Thursday, June 28, 2007

Ribouldingue - The yucky bits

I had been waiting to try it.

Ribouldingue was renowned for serving up innards. And I love innards. It could be the Chinese in me but after eating innards for as long as I can remember in noodle soups and the like, it does not faze me in the slightest. I never made any dishes containing innards but this was mostly due to my incompetency in cooking rather than any squeamishness.

But when Susan arrived, I knew this was the place for her. This is a woman who ate turkey balls in front of her boyfriend, although hopefully not stabbing at them viciously, knowing how men seem to hunch over at the slightest hint of pain to their nether regions.

And so we went. I even convinced the boy to go. He was willing, especially after the aperitif of absinthe he delighted in finding on the menu.

The menu is priced at 27 euros for three courses with additional costs for some of the selections. I debated between the rognons blanc and the ravioles de queues de boeuf but when for the beef tail ravioli when the boy chose the white kidneys. Susan went for the lamb's brains, which turned out to be perfectly pan fried with a lovely crust.

My beef tail ravioli were beautifully presented but I felt they were a bit boring and not as intense as they could have been, assuming they were cooked whole with the bone in so as to extract as much flavor as possible. I may also be biased, given my father's ox-tail stew is legendary with complex flavors that linger in the mouth. The boy's veal kidneys were tender and delicate and I have yet to find out what animal it came from.

For my main, I dithered between the ox tongue (continuing on the tip to top theme) and the tripes but on the recommendation of the waitress, went with the ox tongue. Again, I was a touch disappointed. My favorite, and most ghetto way of eating ox tongue is on spaghetti. Tomato sauce spaghetti the Chinese way in Cha Chan Tengs... with lots of Tabasco. So I was expecting a different preparation. Don't get me wrong, the tongue was tender and beautifully prepared to maintain the texture but the sauce was bland and a touch plain. I was expecting something a little bit different rather than chopped root vegetables. Susan's lamb sweetbreads were very rich and creamy while the boy's onglet was finished before I could snag a taste.

For dessert I chose a chocolate and ginger mousse with mango coulis and shaved young coconut paired with an airy meringue. I love all the flavors separately but together it was too much and didn't work altogether.

It seemed much like a disappointing meal but I was not in fact disappointed. I think my expectations were high due to the innards I had eaten before. I came expecting to eat innards prepared differently but found that the French preparation lacks the punch of the Chinese way. I enjoyed my meal and liked the restaurant itself. For adventurous eaters, this is a good option. For the Chinese, I say wait until you get home, much like I will!

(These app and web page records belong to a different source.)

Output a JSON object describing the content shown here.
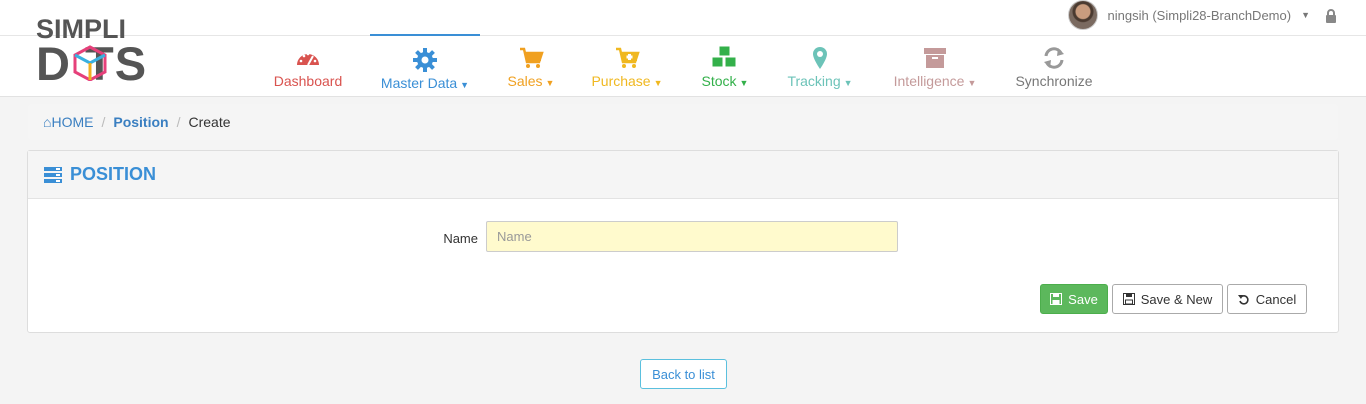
{
  "user": {
    "name": "ningsih (Simpli28-BranchDemo)"
  },
  "logo": {
    "line1": "SIMPLI",
    "line2": "D  TS"
  },
  "nav": [
    {
      "label": "Dashboard",
      "color": "#d9534f",
      "icon": "speedometer-icon",
      "caret": false
    },
    {
      "label": "Master Data",
      "color": "#3a8fd6",
      "icon": "gear-icon",
      "caret": true,
      "active": true
    },
    {
      "label": "Sales",
      "color": "#f0a020",
      "icon": "cart-icon",
      "caret": true
    },
    {
      "label": "Purchase",
      "color": "#f0b820",
      "icon": "cart-plus-icon",
      "caret": true
    },
    {
      "label": "Stock",
      "color": "#33b04a",
      "icon": "cubes-icon",
      "caret": true
    },
    {
      "label": "Tracking",
      "color": "#6cc3b8",
      "icon": "map-marker-icon",
      "caret": true
    },
    {
      "label": "Intelligence",
      "color": "#c49a9a",
      "icon": "archive-icon",
      "caret": true
    },
    {
      "label": "Synchronize",
      "color": "#777777",
      "icon": "refresh-icon",
      "caret": false
    }
  ],
  "breadcrumb": {
    "home": "HOME",
    "section": "Position",
    "current": "Create"
  },
  "panel": {
    "title": "POSITION"
  },
  "form": {
    "name_label": "Name",
    "name_placeholder": "Name",
    "name_value": ""
  },
  "buttons": {
    "save": "Save",
    "save_new": "Save & New",
    "cancel": "Cancel",
    "back": "Back to list"
  }
}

10 rue St Julien le Pauvre
Metro: St-Michel
Tel: 01 46 33 98 80


susan said...

Hi Jessie,

I think I was luckier in my choice of dishes than you were - the brains were really good (although not quite as good as the preparation at l'Os a Moelle the night before; sorry you missed that meal). The sweetbreads were cooked with lots of vegetables and a light broth that balanced the richness. I think that was the one meal we had where I wasn't over-stuffed.

Anonymous said...

Thanks for those lovely pics. I am now on a diet until I can scrub the memory of brains and tongue from my scarred mind.
Now fair food at the stampede? THAT'S my idea of delicious. I'm so hoi polloi! :) Labhaoise

Andrew WOrk said...

Veal? A cow. A baby cow.